In Echoed Steps, The Jam and a Vision Of AlbionPaul Skellett & Simon Wells
In Echoed Steps, The Jam and a Vision Of The Albion” revisits Britain in the early 1980s through the words and pictures of The Jam. Using Derek D’Souza’s estate of rare and largely unpublished photographs, designed by ARCHIVUM’s Paul Skellett and written by Simon Wells.
By 1981, The Jam was undoubtedly Britain’s most popular band. With a string of top ten singles and albums and a fan base that was measured in the hundreds of thousands, the loyalty shown to them by their fans was akin to what the previous generation had bestowed on The Beatles.
Nonetheless, the group’s lead singer and writer Paul Weller, was not in a hurry to sit back on his laurels. A sharp observer of the inequalities of life, through his songs he’d noted the appalling and dire state of Britain in the early 1980s. Weller’s observations, told of a nation depressed and despondent – the opportunities for the young seemingly ring-fenced to a select few. Hailing from a working-class background, he’d escaped the predictability of a mundane existence and had followed his dream – and yet he never left the world he came from behind.
While the Jam weren’t the only band communicating the disquiet, they were clearly the most outspoken group to occupy the top end of the charts, and their clarity of truth swept up legions of fans across the nation. On the group’s frequent concert tours of the UK, Weller took a sharp view of the landscape of Britain – especially beyond Watford where the so called beautiful South dissolved into the monochrome of the neglected and largely abandoned North of England. What he, and many others witnessed, was a truly broken and divided country. While the ruling classes put on a grubby show of decadence and unbridled wealth, the reality of over 3 million unemployed back-dropped by a diminishing industrial landscape, was a more than apparent nightmare for many.
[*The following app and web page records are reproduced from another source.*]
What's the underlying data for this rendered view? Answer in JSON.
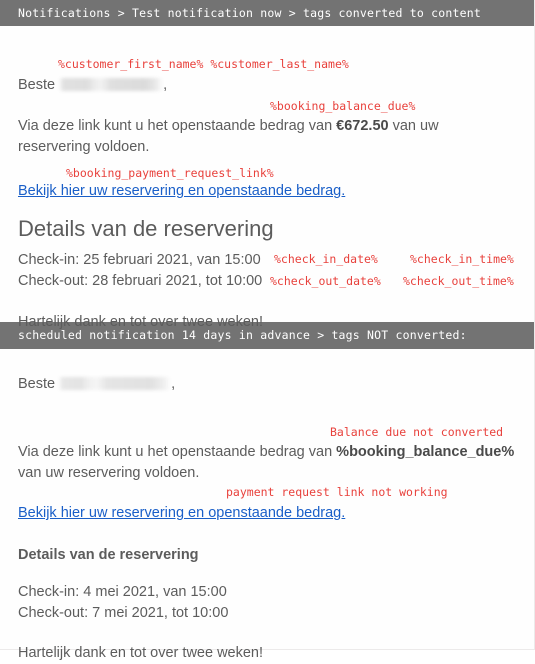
{
  "section1": {
    "banner": "Notifications > Test notification now > tags converted to content",
    "tag_customer_name": "%customer_first_name% %customer_last_name%",
    "greeting_prefix": "Beste",
    "greeting_redacted_name": "",
    "greeting_suffix": ",",
    "tag_balance_due": "%booking_balance_due%",
    "paragraph_before_amount": "Via deze link kunt u het openstaande bedrag van ",
    "amount": "€672.50",
    "paragraph_after_amount": " van uw reservering voldoen.",
    "tag_payment_link": "%booking_payment_request_link%",
    "link_text": "Bekijk hier uw reservering en openstaande bedrag.",
    "details_heading": "Details van de reservering",
    "check_in_line": "Check-in: 25 februari 2021, van 15:00",
    "check_out_line": "Check-out: 28 februari 2021, tot 10:00",
    "tag_check_in_date": "%check_in_date%",
    "tag_check_in_time": "%check_in_time%",
    "tag_check_out_date": "%check_out_date%",
    "tag_check_out_time": "%check_out_time%",
    "closing": "Hartelijk dank en tot over twee weken!"
  },
  "section2": {
    "banner": "scheduled notification 14 days in advance > tags NOT converted:",
    "greeting_prefix": "Beste",
    "greeting_redacted_name": "",
    "greeting_suffix": ",",
    "annotation_balance": "Balance due not converted",
    "paragraph_before_tag": "Via deze link kunt u het openstaande bedrag van ",
    "unconverted_balance_tag": "%booking_balance_due%",
    "paragraph_after_tag": "van uw reservering voldoen.",
    "annotation_payment_link": "payment request link not working",
    "link_text": "Bekijk hier uw reservering en openstaande bedrag.",
    "details_heading": "Details van de reservering",
    "check_in_line": "Check-in: 4 mei 2021, van 15:00",
    "check_out_line": "Check-out: 7 mei 2021, tot 10:00",
    "closing": "Hartelijk dank en tot over twee weken!"
  },
  "colors": {
    "banner_bg": "#737373",
    "banner_text": "#ffffff",
    "annotation_red": "#e8413c",
    "link_blue": "#1a5fc8",
    "body_text": "#5c5c5c",
    "page_bg": "#fefefe"
  }
}
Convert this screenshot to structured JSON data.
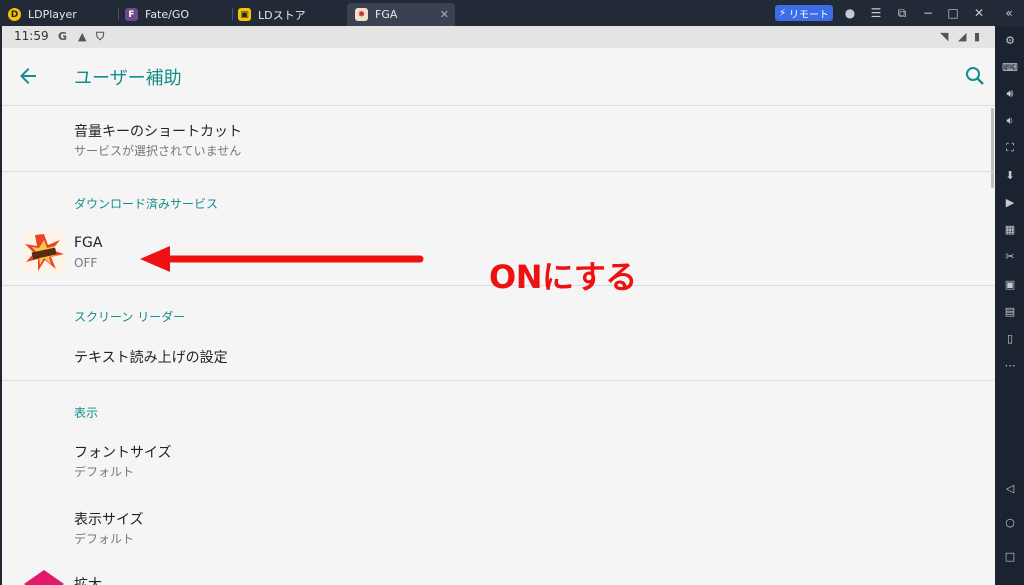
{
  "titlebar": {
    "tabs": [
      {
        "label": "LDPlayer",
        "icon": "ldplayer-logo-icon"
      },
      {
        "label": "Fate/GO",
        "icon": "fate-go-app-icon"
      },
      {
        "label": "LDストア",
        "icon": "ld-store-icon"
      },
      {
        "label": "FGA",
        "icon": "fga-app-icon",
        "active": true
      }
    ],
    "remote_label": "リモート",
    "controls": [
      "account-icon",
      "menu-icon",
      "screen-icon",
      "minimize-icon",
      "maximize-icon",
      "close-icon",
      "collapse-sidebar-icon"
    ]
  },
  "statusbar": {
    "time": "11:59",
    "icons": [
      "google-icon",
      "notification-icon",
      "shield-icon",
      "wifi-icon",
      "signal-icon",
      "battery-icon"
    ]
  },
  "appbar": {
    "title": "ユーザー補助",
    "back_icon": "back-arrow-icon",
    "search_icon": "search-icon"
  },
  "list": {
    "volume_shortcut": {
      "title": "音量キーのショートカット",
      "subtitle": "サービスが選択されていません"
    },
    "downloaded_section": "ダウンロード済みサービス",
    "fga": {
      "title": "FGA",
      "subtitle": "OFF"
    },
    "screen_reader_section": "スクリーン リーダー",
    "tts": {
      "title": "テキスト読み上げの設定"
    },
    "display_section": "表示",
    "font_size": {
      "title": "フォントサイズ",
      "subtitle": "デフォルト"
    },
    "display_size": {
      "title": "表示サイズ",
      "subtitle": "デフォルト"
    },
    "magnify": {
      "title": "拡大"
    }
  },
  "annotation": {
    "text": "ONにする",
    "color": "#ee1111"
  },
  "colors": {
    "accent": "#138e8a",
    "titlebar_bg": "#222a38",
    "remote_btn": "#3b6ee6"
  }
}
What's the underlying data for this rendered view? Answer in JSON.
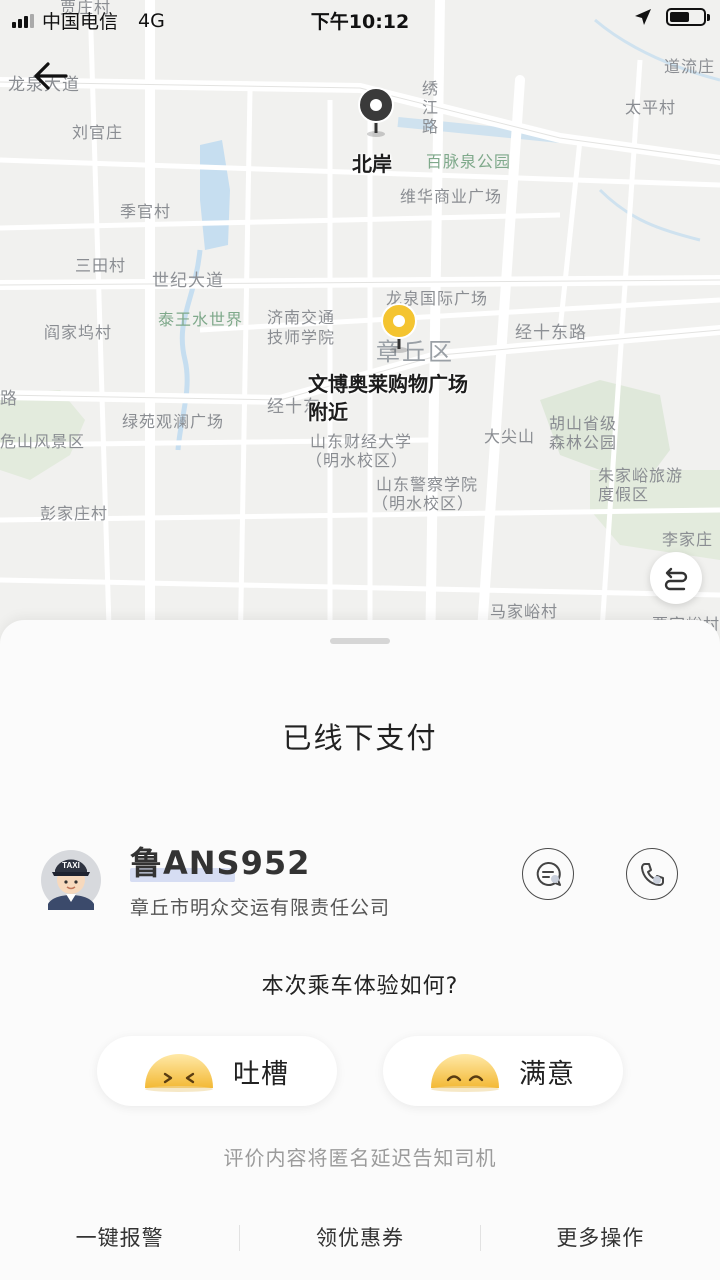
{
  "status_bar": {
    "carrier": "中国电信",
    "network": "4G",
    "time": "下午10:12"
  },
  "map": {
    "origin_label": "北岸",
    "destination_label_line1": "文博奥莱购物广场",
    "destination_label_line2": "附近",
    "district": "章丘区",
    "labels": {
      "longquan_ave": "龙泉大道",
      "liuguanzhuang": "刘官庄",
      "jiguancun": "季官村",
      "santiancun": "三田村",
      "shiji_ave": "世纪大道",
      "yanjiawucun": "阎家坞村",
      "taiwang_water": "泰王水世界",
      "jinan_jiaotong_1": "济南交通",
      "jinan_jiaotong_2": "技师学院",
      "longquan_plaza": "龙泉国际广场",
      "xiuzhuang_road_1": "绣",
      "xiuzhuang_road_2": "江",
      "xiuzhuang_road_3": "路",
      "baimai_park": "百脉泉公园",
      "weihua_plaza": "维华商业广场",
      "daoliuzhuang": "道流庄",
      "taipingcun": "太平村",
      "jingshi_east": "经十东路",
      "jingshi_road": "经十东",
      "lu_left": "路",
      "lvyuan_plaza": "绿苑观澜广场",
      "weishan_scenic": "危山风景区",
      "sdcj_1": "山东财经大学",
      "sdcj_2": "（明水校区）",
      "sdjc_1": "山东警察学院",
      "sdjc_2": "（明水校区）",
      "dajianshan": "大尖山",
      "hushan_1": "胡山省级",
      "hushan_2": "森林公园",
      "zhujiayu_1": "朱家峪旅游",
      "zhujiayu_2": "度假区",
      "pengjiazhuang": "彭家庄村",
      "lijiazhuang": "李家庄",
      "majiayucun": "马家峪村",
      "jiajiayu": "贾家峪村",
      "top_cut": "贾庄村"
    },
    "colors": {
      "origin_pin": "#3a3a3a",
      "destination_pin": "#f4c430",
      "park_green": "#dfe8da",
      "water": "#c6def0"
    }
  },
  "sheet": {
    "payment_status": "已线下支付",
    "driver": {
      "plate": "鲁ANS952",
      "company": "章丘市明众交运有限责任公司",
      "avatar_cap_text": "TAXI"
    },
    "rating_question": "本次乘车体验如何?",
    "rating_buttons": {
      "complain": "吐槽",
      "satisfied": "满意"
    },
    "anonymous_note": "评价内容将匿名延迟告知司机",
    "actions": {
      "sos": "一键报警",
      "coupon": "领优惠券",
      "more": "更多操作"
    }
  }
}
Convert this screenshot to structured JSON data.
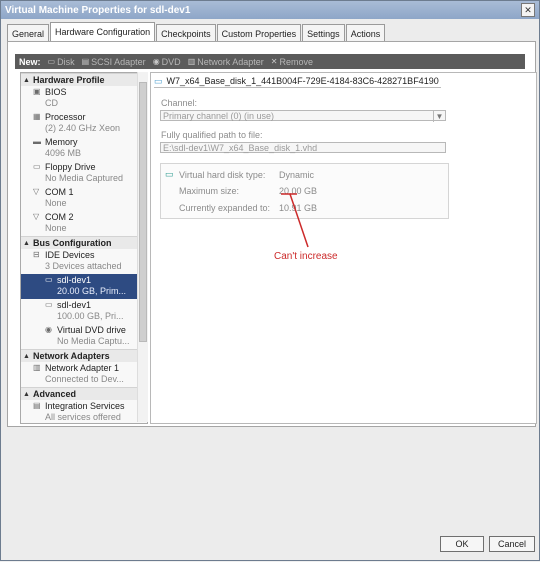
{
  "window": {
    "title": "Virtual Machine Properties for sdl-dev1"
  },
  "tabs": [
    "General",
    "Hardware Configuration",
    "Checkpoints",
    "Custom Properties",
    "Settings",
    "Actions"
  ],
  "toolbar": {
    "label": "New:",
    "items": [
      {
        "label": "Disk",
        "icon": "disk-icon"
      },
      {
        "label": "SCSI Adapter",
        "icon": "scsi-icon"
      },
      {
        "label": "DVD",
        "icon": "dvd-icon"
      },
      {
        "label": "Network Adapter",
        "icon": "network-icon"
      },
      {
        "label": "Remove",
        "icon": "remove-icon"
      }
    ]
  },
  "nav": {
    "sections": [
      {
        "title": "Hardware Profile",
        "items": [
          {
            "label": "BIOS",
            "sub": "CD",
            "icon": "bios-icon"
          },
          {
            "label": "Processor",
            "sub": "(2) 2.40 GHz Xeon",
            "icon": "processor-icon"
          },
          {
            "label": "Memory",
            "sub": "4096 MB",
            "icon": "memory-icon"
          },
          {
            "label": "Floppy Drive",
            "sub": "No Media Captured",
            "icon": "floppy-icon"
          },
          {
            "label": "COM 1",
            "sub": "None",
            "icon": "com-icon"
          },
          {
            "label": "COM 2",
            "sub": "None",
            "icon": "com-icon"
          }
        ]
      },
      {
        "title": "Bus Configuration",
        "items": [
          {
            "label": "IDE Devices",
            "sub": "3 Devices attached",
            "icon": "ide-icon"
          },
          {
            "label": "sdl-dev1",
            "sub": "20.00 GB, Prim...",
            "icon": "disk-icon",
            "child": true,
            "selected": true
          },
          {
            "label": "sdl-dev1",
            "sub": "100.00 GB, Pri...",
            "icon": "disk-icon",
            "child": true
          },
          {
            "label": "Virtual DVD drive",
            "sub": "No Media Captu...",
            "icon": "dvd-icon",
            "child": true
          }
        ]
      },
      {
        "title": "Network Adapters",
        "items": [
          {
            "label": "Network Adapter 1",
            "sub": "Connected to Dev...",
            "icon": "network-icon"
          }
        ]
      },
      {
        "title": "Advanced",
        "items": [
          {
            "label": "Integration Services",
            "sub": "All services offered",
            "icon": "integration-icon"
          }
        ]
      }
    ]
  },
  "detail": {
    "header_path": "W7_x64_Base_disk_1_441B004F-729E-4184-83C6-428271BF4190",
    "channel_label": "Channel:",
    "channel_value": "Primary channel (0) (in use)",
    "path_label": "Fully qualified path to file:",
    "path_value": "E:\\sdl-dev1\\W7_x64_Base_disk_1.vhd",
    "info": [
      {
        "key": "Virtual hard disk type:",
        "value": "Dynamic"
      },
      {
        "key": "Maximum size:",
        "value": "20.00 GB"
      },
      {
        "key": "Currently expanded to:",
        "value": "10.91 GB"
      }
    ],
    "annotation": "Can't increase",
    "annotation_color": "#cc2a2a"
  },
  "buttons": {
    "ok": "OK",
    "cancel": "Cancel"
  }
}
“In Echoed Steps, The Jam and a Vision Of The Albion”, is a remarkable journey back to a remarkable time.